DATA FOR THIS TASK:
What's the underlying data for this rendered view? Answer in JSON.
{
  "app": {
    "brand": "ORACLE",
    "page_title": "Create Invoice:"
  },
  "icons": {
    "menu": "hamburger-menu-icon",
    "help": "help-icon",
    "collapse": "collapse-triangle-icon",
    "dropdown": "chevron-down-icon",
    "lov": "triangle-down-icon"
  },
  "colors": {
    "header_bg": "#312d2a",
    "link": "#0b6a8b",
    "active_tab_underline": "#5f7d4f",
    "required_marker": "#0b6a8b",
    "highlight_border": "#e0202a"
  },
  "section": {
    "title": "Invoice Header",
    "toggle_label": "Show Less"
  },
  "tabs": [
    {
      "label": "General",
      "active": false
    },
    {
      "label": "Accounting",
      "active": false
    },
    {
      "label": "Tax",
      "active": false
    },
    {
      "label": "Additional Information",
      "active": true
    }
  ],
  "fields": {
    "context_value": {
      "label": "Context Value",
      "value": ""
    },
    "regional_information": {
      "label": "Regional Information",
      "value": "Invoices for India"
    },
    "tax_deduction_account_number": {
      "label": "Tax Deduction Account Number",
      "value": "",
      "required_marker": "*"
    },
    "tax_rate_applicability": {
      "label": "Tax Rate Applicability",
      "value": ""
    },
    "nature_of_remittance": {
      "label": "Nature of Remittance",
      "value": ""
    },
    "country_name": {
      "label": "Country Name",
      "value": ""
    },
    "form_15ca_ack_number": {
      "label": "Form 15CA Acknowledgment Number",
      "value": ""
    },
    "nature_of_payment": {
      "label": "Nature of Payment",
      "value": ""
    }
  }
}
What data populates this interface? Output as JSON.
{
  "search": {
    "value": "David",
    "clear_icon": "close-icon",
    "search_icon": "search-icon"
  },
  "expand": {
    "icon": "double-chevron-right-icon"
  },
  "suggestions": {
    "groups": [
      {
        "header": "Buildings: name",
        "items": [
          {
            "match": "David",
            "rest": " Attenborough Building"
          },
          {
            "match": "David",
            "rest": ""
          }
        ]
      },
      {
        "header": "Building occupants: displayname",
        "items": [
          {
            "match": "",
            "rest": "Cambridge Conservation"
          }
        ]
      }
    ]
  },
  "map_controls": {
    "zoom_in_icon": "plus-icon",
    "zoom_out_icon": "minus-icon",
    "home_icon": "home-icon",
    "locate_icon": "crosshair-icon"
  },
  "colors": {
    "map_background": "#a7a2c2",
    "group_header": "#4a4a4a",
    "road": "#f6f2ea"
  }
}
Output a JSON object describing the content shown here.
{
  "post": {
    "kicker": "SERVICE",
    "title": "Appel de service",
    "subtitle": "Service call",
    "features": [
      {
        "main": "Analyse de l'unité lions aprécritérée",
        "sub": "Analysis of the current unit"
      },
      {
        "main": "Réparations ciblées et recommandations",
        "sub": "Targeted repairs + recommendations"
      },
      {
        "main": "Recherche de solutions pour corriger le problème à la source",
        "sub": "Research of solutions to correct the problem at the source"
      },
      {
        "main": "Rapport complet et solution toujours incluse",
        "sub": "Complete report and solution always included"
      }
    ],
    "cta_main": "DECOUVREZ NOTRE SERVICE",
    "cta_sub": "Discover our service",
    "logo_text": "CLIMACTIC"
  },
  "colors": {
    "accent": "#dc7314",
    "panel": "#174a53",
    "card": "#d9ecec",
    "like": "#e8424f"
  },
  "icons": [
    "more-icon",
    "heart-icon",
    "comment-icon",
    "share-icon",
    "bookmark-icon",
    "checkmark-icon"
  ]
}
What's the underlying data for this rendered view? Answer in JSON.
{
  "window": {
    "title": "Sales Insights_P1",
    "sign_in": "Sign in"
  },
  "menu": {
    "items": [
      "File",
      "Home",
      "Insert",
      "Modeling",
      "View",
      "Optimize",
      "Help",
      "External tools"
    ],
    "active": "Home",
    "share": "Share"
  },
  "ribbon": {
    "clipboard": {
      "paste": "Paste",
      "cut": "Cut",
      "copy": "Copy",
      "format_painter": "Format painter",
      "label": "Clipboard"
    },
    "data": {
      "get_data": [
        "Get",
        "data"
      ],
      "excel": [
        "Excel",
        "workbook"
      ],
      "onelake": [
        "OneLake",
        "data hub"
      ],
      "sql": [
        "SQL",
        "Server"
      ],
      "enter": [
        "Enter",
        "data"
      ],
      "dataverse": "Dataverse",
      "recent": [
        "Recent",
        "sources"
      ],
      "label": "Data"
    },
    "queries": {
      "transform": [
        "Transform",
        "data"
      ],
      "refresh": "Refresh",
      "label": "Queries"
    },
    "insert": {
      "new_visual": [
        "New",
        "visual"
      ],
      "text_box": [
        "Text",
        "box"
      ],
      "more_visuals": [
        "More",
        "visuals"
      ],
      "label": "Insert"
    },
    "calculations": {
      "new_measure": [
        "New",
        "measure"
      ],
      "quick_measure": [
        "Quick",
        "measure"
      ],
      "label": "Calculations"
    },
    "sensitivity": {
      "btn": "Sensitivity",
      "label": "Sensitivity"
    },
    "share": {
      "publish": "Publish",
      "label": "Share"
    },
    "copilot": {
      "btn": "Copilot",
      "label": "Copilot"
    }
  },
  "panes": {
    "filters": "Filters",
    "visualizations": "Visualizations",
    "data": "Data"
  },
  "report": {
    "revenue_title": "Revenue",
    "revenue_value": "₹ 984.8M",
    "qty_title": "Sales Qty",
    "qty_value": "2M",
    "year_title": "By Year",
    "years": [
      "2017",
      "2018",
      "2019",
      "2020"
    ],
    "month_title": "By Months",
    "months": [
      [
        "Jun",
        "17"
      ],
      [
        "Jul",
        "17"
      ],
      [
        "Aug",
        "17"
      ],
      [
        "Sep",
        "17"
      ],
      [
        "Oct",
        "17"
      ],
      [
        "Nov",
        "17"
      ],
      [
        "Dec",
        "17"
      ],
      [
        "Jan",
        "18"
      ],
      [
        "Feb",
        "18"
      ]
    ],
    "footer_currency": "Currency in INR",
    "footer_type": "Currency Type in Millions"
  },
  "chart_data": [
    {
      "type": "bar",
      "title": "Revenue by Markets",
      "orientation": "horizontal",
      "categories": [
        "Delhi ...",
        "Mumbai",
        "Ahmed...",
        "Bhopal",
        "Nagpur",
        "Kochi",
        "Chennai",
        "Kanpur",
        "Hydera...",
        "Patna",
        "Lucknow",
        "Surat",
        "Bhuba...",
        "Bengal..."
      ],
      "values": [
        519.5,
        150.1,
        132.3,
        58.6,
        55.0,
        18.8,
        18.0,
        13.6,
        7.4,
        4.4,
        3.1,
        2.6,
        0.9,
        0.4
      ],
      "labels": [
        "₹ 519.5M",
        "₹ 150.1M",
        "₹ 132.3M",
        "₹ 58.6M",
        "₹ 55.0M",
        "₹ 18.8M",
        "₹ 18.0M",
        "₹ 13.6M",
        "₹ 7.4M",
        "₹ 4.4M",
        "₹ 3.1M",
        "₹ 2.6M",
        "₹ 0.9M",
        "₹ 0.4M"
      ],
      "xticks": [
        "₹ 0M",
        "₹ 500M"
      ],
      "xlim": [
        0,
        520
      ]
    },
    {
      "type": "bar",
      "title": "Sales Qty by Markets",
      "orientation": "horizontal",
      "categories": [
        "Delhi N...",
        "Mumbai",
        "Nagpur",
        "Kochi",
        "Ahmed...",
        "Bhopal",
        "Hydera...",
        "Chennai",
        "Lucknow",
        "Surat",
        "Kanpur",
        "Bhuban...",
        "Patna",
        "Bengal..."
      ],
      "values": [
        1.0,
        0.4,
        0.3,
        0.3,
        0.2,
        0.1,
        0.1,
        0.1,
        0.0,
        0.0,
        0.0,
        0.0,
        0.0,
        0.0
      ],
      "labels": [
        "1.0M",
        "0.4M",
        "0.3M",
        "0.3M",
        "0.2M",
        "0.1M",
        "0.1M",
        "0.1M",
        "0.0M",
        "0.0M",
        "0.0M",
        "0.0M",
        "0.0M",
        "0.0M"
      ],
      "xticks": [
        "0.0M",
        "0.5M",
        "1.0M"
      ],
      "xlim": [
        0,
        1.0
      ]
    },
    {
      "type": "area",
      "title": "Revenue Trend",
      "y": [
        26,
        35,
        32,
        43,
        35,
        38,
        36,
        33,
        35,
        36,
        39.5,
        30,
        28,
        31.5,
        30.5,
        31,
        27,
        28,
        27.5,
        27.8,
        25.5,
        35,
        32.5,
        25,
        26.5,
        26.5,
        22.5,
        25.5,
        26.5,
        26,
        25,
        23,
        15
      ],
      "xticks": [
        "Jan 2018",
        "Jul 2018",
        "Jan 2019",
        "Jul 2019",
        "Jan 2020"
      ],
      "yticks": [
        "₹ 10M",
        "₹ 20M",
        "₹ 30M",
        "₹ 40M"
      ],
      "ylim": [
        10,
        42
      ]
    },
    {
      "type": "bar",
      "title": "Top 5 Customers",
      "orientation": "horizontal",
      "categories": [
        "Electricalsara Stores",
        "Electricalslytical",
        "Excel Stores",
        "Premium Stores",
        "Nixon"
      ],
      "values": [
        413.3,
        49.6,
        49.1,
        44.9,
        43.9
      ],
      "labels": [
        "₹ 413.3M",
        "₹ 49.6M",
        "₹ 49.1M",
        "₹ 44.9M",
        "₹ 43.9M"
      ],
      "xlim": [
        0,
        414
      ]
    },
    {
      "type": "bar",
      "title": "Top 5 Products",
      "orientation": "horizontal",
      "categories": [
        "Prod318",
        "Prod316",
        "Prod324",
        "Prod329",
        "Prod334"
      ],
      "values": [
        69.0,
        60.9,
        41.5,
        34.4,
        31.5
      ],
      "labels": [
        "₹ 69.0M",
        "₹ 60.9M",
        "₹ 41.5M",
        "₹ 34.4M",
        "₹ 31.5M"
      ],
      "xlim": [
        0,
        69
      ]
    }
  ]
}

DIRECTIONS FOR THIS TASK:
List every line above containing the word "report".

YOUR RESPONSE:
        "sub": "Complete report and solution always included"
  "report": {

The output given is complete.